Please join us in congratulating Melinda Henneberger , a columnist and member of the Editorial Board for the Kansas City Star, for winning the Pulitzer Prize in the commentary category! Henneberger received this prestigious honor for her “columns that demanded justice for alleged victims of former Kansas City, Kansas, detective Roger Golubski, who is accused of extorting Black women for sexual favors, [and] using them to fabricate evidence in cases he was handling.”
Centurion client Lamonte McIntyre was framed by Golubski and lost 22 years of his life as he was wrongfully incarcerated as a result of the former detective’s despicable tactics.
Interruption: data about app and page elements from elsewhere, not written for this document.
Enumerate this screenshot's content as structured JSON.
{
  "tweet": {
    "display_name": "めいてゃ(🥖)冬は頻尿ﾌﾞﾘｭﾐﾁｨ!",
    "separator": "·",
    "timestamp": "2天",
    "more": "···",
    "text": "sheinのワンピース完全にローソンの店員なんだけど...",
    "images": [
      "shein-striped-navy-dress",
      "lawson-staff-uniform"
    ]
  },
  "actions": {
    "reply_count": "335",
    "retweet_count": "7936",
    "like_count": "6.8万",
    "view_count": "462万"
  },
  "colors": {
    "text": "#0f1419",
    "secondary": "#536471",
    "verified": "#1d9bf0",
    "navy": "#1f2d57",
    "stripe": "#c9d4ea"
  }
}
We are truly grateful for Ms. Henneberger’s outstanding coverage and courageous pursuit of justice.
Melinda Henneberger, a member of The Star’s editorial board for the past five years, on Monday was awarded the Pulitzer Prize, journalism’s most prestigious honor.
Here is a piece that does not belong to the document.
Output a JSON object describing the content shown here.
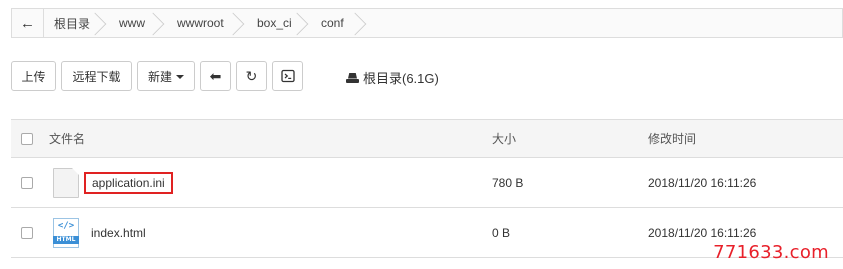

She was honored in the commentary category for columns that demanded justice for alleged victims of former Kansas City, Kansas, detective Roger Golubski, who is accused of extorting Black women for sexual favors, sometimes using them to fabricate evidence in cases he was handling.
“I’m so overwhelmed I really don’t know what to say except that this is extremely humbling and, as I may have mentioned a few hundred times before, that it’s past time for the FBI to show up with some handcuffs,” Henneberger said. “If this brings some measure of justice to Roger Golubski’s victims at long last, then that will be the best award.”
“Melinda understands the crucial role that deep reporting plays in impactful opinion journalism,” said Kristin Roberts, chief content officer at McClatchy, the parent company of The Star. “She is a clear and powerful writer whose work tells the stories of people ignored or forgotten — and in doing so she delivers on the highest mission of journalism: Service to our community.”
Mike Fannin, The Star’s president and editor, called Henneberger a “rare talent” who has proven over the last five years that she is one of the best columnists in the country.
“She not only brings skills of an investigative reporter but also a deep compassion for the subjects she writes about,” Fannin said.
Also nominated as finalists were Julian Aguon, a freelance contributor to The Atlantic magazine, for an essay on climate change, and Zeynep Tufekci for columns on the pandemic and American culture published in The New York Times and The Atlantic.
The award marked the ninth time The Star has won a Pulitzer Prize, dating back to 1931 and including the 1982 award for local, general or spot news reporting for its coverage of the Hyatt skywalk collapse and identification of its causes.
In 1992, Jeff Taylor and Mike McGraw won the award for national reporting for their critical examination of the U.S. Department of Agriculture.
The Star has now been recognized in journalism’s top competition for five straight years, beginning in 2018 with “Why so secret, Kansas?” a finalist for the public service award.
That series was surpassed only by The New York Times and The New Yorker magazine, which shared the public service award for their combined body of work on Miramax film producer Harvey Weinstein and workplace sexual harassment that ignited the #MeToo movement.
Henneberger, who was named vice president and opinion editor for The Star in early 2021, started Monday at McClatchy’s sister newspaper, The Sacramento Bee in California, where she will continue to write columns.
For her columns, Henneberger interviewed women who said they were raped by Golubski. She detailed decades of alleged misconduct, abuse and manipulation.
The Kansas Bureau of Investigation started its own investigation in 2019 and the next year said it had shared with authorities information about “possible federal violations.” In court records, Golubski has denied the allegations against him
McClatchy opinion editor Peter St. Onge said he was thrilled for Henneberger and called her columns on Golubski “deeply reported and powerfully told.”
“They — and Melinda — represent opinion journalism at its best,” he said.
Last month, Henneberger was named the winner of the national Mike Royko Award for Commentary and Column Writing in the News Leaders Association Awards, an award she also won three years earlier.
In 2018, she won the Scripps Howard Walker Stone Award for opinion writing for “a portfolio of work that is a revealing look at the people and political issues driving conversations in the heartland.”
Before coming to The Star, Henneberger worked for the Dallas Morning News, New York Newsday, The Washington Post and The New York Times, where she was a reporter for 10 years in New York, Washington and Rome. She also was a fellow at the Harvard Kennedy School’s Shorenstein Center on Media, Politics and Public Policy.